Records drawn from a dataset
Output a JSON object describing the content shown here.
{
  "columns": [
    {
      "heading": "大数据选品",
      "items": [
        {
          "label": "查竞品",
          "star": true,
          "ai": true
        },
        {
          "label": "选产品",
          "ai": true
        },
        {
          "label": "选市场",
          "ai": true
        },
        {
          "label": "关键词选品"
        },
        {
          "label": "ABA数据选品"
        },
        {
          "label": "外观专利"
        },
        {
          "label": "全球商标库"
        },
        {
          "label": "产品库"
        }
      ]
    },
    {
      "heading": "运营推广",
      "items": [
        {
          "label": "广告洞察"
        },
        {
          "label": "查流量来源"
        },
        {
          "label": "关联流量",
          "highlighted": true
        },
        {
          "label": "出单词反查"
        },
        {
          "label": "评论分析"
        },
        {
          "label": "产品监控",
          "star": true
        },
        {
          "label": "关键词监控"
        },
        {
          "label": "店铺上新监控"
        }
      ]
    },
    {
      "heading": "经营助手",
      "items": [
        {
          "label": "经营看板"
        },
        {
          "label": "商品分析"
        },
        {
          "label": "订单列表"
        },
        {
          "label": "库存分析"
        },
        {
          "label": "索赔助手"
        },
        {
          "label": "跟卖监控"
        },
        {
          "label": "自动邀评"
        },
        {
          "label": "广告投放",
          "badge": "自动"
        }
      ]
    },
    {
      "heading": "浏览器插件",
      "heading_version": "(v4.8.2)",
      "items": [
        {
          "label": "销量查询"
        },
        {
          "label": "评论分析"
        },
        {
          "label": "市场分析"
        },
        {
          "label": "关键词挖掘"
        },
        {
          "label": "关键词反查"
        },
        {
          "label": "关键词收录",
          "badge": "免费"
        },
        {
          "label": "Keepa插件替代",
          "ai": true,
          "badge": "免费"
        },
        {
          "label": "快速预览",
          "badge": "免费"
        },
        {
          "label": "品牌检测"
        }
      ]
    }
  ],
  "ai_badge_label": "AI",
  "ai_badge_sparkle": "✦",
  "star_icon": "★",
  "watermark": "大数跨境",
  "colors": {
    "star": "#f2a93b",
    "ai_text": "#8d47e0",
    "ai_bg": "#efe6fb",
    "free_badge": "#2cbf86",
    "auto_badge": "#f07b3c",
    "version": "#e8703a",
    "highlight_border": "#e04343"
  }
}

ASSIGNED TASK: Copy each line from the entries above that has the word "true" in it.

EXERCISE RESULT:
          "star": true,
          "ai": true
          "ai": true
          "ai": true
          "highlighted": true
          "star": true
          "ai": true,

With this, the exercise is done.